George Nemhauser, the A. Russell Chandler Chaired Professor in the Stewart School of Industrial & Systems Engineering (ISyE), along with his colleague Laurence Wolsey, professor at the Catholic University of Louvain, has been named the winner of this year’s prestigious John von Neumann Theory prize. Nemhauser and Wolsey were selected for their outstanding and lasting contributions to integer optimization and example setting scholarship, and will be presented with the prize on October 14, 2012 at the Informs Annual Meeting in Phoenix, AZ.
The John von Neumann Theory prize is awarded annually to a scholar (or scholars in the case of joint work) who has made fundamental, sustained contributions to theory in operations research and the management sciences.
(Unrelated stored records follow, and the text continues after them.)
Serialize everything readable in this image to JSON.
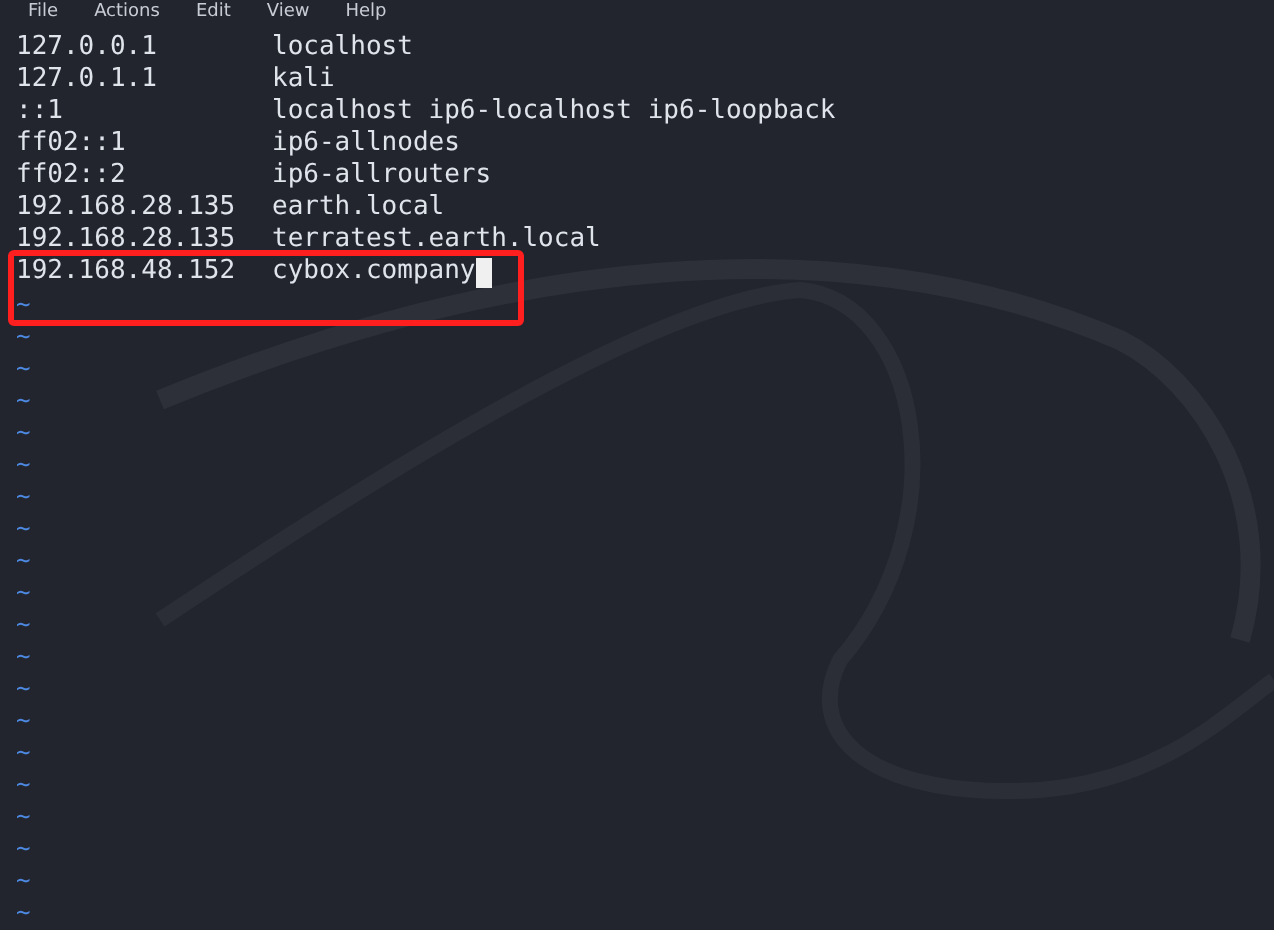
{
  "menu": [
    "File",
    "Actions",
    "Edit",
    "View",
    "Help"
  ],
  "lines": [
    {
      "ip": "127.0.0.1",
      "host": "localhost",
      "cursor": false
    },
    {
      "ip": "127.0.1.1",
      "host": "kali",
      "cursor": false
    },
    {
      "ip": "::1",
      "host": "localhost ip6-localhost ip6-loopback",
      "cursor": false
    },
    {
      "ip": "ff02::1",
      "host": "ip6-allnodes",
      "cursor": false
    },
    {
      "ip": "ff02::2",
      "host": "ip6-allrouters",
      "cursor": false
    },
    {
      "ip": "192.168.28.135",
      "host": "earth.local",
      "cursor": false
    },
    {
      "ip": "192.168.28.135",
      "host": "terratest.earth.local",
      "cursor": false
    },
    {
      "ip": "192.168.48.152",
      "host": "cybox.company",
      "cursor": true
    }
  ],
  "empty_lines": [
    "~",
    "~",
    "~",
    "~",
    "~",
    "~",
    "~",
    "~",
    "~",
    "~",
    "~",
    "~",
    "~",
    "~",
    "~",
    "~",
    "~",
    "~",
    "~",
    "~"
  ]
}
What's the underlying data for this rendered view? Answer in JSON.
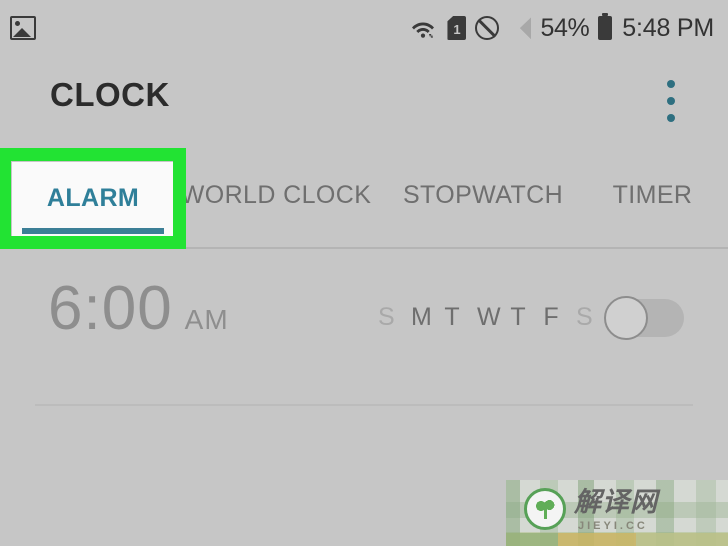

The Prize is awarded for a body of work, typically published over a period of several years. The Prize typically reflects contributions that have stood the test of time and include significance, innovation, depth, and scientific excellence.
Nemhauser is now the third faculty member from ISyE to receive this prestigious honor. Ellis Johnson, Professor Emeritus in ISyE won the prize in 2000, and Arkadi Nemirovski, the John Hunter Chair in ISyE, won in 2003. Past winners include notable scholars such as John Nash, Harry Markowitz, and Robert Aumann.
Nemhauser, who received his Ph.D. in operations research from Northwestern University in 1961, joined the faculty of ISyE in 1985. He has served the Operations Research Society of America as council member, president, and editor of Operations Research, and he is past chair of the Mathematical Programming Society. Nemhauser was the founding editor of Operations Research Letters, and founding co-editor of Handbooks of Operations Research and Management Science. His honors and awards include membership in the National Academy of Engineering, the Kimball Medal, the Lanchester Prize (twice awarded), Morse lecturer of INFORMS and the Khachiyan prize of INFORMS for lifetime achievements in optimization. His current research interests are in solving large-scale mixed-integer programming problems. He is actively working on several applications, including maritime inventory routing.